*Dataset records*
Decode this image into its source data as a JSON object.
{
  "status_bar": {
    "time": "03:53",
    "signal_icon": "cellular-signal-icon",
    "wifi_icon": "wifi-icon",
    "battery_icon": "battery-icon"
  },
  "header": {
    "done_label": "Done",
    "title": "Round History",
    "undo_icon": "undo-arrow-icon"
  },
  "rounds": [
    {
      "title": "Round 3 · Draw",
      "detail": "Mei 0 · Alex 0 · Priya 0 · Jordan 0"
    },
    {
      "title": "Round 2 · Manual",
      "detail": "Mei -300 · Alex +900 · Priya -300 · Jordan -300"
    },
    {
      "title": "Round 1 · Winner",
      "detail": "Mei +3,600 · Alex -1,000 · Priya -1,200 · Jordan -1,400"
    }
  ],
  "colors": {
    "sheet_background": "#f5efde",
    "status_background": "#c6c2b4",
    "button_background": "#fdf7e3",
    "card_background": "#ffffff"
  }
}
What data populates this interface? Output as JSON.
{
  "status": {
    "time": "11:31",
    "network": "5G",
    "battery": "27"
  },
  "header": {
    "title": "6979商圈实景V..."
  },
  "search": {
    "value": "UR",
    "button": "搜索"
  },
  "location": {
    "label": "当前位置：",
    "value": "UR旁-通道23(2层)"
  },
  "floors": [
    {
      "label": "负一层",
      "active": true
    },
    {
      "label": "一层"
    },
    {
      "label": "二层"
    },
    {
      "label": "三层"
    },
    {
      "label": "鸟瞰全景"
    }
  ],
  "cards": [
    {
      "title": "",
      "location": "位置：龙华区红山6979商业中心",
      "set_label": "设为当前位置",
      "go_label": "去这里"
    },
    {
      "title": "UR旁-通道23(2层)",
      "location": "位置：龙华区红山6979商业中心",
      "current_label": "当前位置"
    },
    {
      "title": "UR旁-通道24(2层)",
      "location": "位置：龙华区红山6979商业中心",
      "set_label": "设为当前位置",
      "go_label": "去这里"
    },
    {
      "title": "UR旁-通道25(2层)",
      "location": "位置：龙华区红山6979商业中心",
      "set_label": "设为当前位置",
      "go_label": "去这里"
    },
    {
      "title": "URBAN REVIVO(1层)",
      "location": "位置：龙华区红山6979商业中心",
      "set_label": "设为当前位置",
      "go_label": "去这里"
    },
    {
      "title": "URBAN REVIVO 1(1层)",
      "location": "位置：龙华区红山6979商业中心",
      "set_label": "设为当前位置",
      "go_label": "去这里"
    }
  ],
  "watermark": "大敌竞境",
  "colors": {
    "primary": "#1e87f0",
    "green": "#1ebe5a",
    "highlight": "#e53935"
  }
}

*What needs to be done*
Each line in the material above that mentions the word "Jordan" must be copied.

*Completed exercise*
      "detail": "Mei 0 · Alex 0 · Priya 0 · Jordan 0"
      "detail": "Mei -300 · Alex +900 · Priya -300 · Jordan -300"
      "detail": "Mei +3,600 · Alex -1,000 · Priya -1,200 · Jordan -1,400"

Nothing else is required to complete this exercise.